In the global infrastructure footprint, only 3% of the addressable market has migrated to the cloud. That leaves 97% of the global infrastructure remaining on-premises. If that is any indication, we’ve had continuous conversations with our partners and customers around business modernization frameworks, as it tends to apply in so many different ways for every customer. There’s an excitement, but also a concern regarding what’s to come because the pace of human and technological change has left us all struggling to understand the value to seek and capture in the digital revolution.
How to approach business transformation
Customers often ask us how to transform—they may know what they want to transform, but they may not know a model of operating in a modern capacity in the cloud. There are two very real-world scenarios that tend to apply to the vast majority of our customers’ concerns. One of them may be trying to solve that operational piece, while the other may be looking at automation. How do you automate environments or how do you free up time to innovate and do things differently?

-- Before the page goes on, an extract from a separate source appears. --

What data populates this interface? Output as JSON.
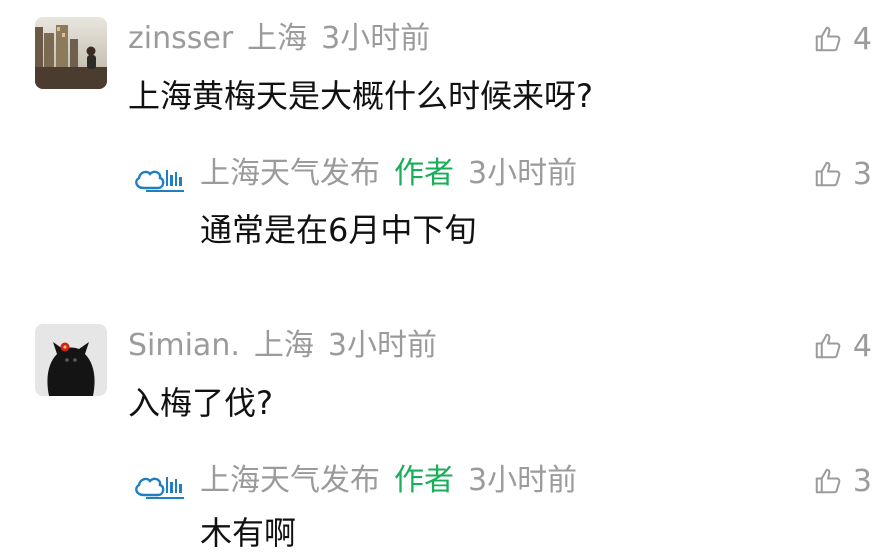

Both of these scenarios dovetail into the struggle of having legacy systems and modern systems and not knowing how to operate differently. Instead, oftentimes customers are operating like it’s 1970 but with a mix of new and old systems. The struggle is understanding how to operate differently considering the diversity in their portfolio, and the solution is a business modernization framework and building an operating model that works for new microservice architectures as well as the old monolithic domains, and showing a path how to move from one to the other.
Obviously, we’ve had conversations take different angles with customers in different industries. For example, security, threat and vulnerability detection are emphasized in high-tech companies who don’t want to be exposed—there’s a lot of hyperfocus on secure workloads in the cloud and validating those workloads, which requires a well-architected capability.

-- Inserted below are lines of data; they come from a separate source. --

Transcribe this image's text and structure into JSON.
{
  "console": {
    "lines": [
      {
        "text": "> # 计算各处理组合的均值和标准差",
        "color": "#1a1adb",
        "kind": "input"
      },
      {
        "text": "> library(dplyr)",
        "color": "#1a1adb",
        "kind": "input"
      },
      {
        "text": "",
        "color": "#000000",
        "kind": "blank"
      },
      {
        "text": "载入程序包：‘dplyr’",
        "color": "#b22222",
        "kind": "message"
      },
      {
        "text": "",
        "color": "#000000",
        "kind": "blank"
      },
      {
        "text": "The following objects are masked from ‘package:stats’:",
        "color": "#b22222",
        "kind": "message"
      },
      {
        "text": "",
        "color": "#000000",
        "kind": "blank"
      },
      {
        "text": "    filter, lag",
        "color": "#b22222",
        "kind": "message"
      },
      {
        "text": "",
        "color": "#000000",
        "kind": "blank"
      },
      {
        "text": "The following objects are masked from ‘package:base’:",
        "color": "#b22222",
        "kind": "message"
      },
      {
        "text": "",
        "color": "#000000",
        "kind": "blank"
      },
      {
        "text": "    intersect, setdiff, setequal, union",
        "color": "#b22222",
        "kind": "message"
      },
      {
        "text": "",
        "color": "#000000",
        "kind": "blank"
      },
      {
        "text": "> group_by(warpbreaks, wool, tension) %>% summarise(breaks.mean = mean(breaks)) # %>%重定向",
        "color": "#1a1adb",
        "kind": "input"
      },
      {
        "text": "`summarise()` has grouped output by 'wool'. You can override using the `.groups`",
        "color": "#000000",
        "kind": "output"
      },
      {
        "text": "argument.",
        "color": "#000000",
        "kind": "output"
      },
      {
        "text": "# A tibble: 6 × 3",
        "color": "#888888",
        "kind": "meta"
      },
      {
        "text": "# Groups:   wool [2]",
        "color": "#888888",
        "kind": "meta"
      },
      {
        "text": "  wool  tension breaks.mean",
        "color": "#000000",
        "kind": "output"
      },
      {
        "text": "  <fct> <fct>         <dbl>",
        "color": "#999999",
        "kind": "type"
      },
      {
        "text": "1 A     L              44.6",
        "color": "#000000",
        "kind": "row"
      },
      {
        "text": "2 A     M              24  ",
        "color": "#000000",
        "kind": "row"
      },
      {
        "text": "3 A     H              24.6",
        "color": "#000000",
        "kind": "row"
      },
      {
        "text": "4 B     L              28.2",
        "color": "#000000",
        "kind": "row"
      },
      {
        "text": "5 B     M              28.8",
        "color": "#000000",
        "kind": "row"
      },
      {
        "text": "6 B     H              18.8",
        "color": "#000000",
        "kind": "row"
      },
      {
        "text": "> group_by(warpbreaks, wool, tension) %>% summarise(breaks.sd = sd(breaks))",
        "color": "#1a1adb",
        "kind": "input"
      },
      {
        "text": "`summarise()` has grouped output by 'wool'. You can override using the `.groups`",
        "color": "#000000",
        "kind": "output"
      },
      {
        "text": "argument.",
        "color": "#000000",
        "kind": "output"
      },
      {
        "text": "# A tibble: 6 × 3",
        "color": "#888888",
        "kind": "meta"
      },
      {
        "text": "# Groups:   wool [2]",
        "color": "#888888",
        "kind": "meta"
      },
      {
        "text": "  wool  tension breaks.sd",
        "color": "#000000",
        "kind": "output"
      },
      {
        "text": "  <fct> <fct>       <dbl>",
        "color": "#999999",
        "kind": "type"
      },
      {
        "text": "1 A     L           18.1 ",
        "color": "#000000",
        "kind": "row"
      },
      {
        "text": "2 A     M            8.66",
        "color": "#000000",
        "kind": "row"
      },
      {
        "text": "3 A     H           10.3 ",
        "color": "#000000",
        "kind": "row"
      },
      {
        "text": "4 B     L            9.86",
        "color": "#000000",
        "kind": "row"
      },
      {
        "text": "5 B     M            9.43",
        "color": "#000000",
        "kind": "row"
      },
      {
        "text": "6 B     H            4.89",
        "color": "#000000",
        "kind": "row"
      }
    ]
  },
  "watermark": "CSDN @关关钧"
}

How to embrace change to prepare for future innovation
There are a few things that are really essential for an organization to be ready to move forward in terms of business modernization or cloud modernization. As mentioned in Andy Jassy’s keynote at AWS re:Invent 2019 , you need to have leadership commitment from the top down. But just as importantly—the organization has to embrace change and own it in a literal way. You have to be part of that change. And while getting lock-step with a partner is critical, being involved in the partnership and learning along the way is also necessary. There’s a huge opportunity for organizations to evolve and learn from their partners and be part of that transformation so that when they’re through it, there’s not a large exchange of information and knowledge—it’s a subtle transition that stems from self-sufficiency and natural growth.
Organizations need to commit teams of people that are willing to learn and apply new things because their jobs will specialize and change. For example, an IT infrastructure director’s team may have to learn some command line interface work that isn’t just graphical user interface (GUI)-based. And if they can wrap their head around doing command line interface work, they’ll be ready to change and adopt new capabilities to be world-class and close the gap.
How to face and overcome inertia
Start small but fast. Many organizations seem to find an idea and prove it out one way or another, leveraging a use case mentality. It’s been very effective with our customers in the past few years to prove a single concept and open additional opportunities as a result of organizational change. Of course, it takes several months to plan a transformation of scale, but it can simply take days, even hours, to build a proof of concept and begin innovating in discreet, small ways.
How to leave legacy systems behind
Two words: database freedom. There’s a strong need in the market to liberate our customers from legacy agreements as it relates to licenses and services. We have a robust and growing partnership with AWS, and a deep understanding going to market and initiating database freedom that’s intended to provide new capabilities, unlock potential and save money for organizations.
We experience many conversations where customers join feeling concerned and leave with clarity and pragmatism as a result of understanding that transformation is not some big, serial novel that needs to be read and absorbed by an individual. It breaks down to some simple things that can become actionable, broader, deeper and more applicable.
Mike Driscoll has been advising customers on technology transformation for more than 25 years. He started his career at Ernst & Young and transitioned to Slalom Consulting in 2011. After 16+ years at E&Y/Capgemini, and nearly eight years at Slalom, Mike has shifted his focus to building a world-class partnership with AWS as the managing director of cloud enablement for TEKsystems Global Services.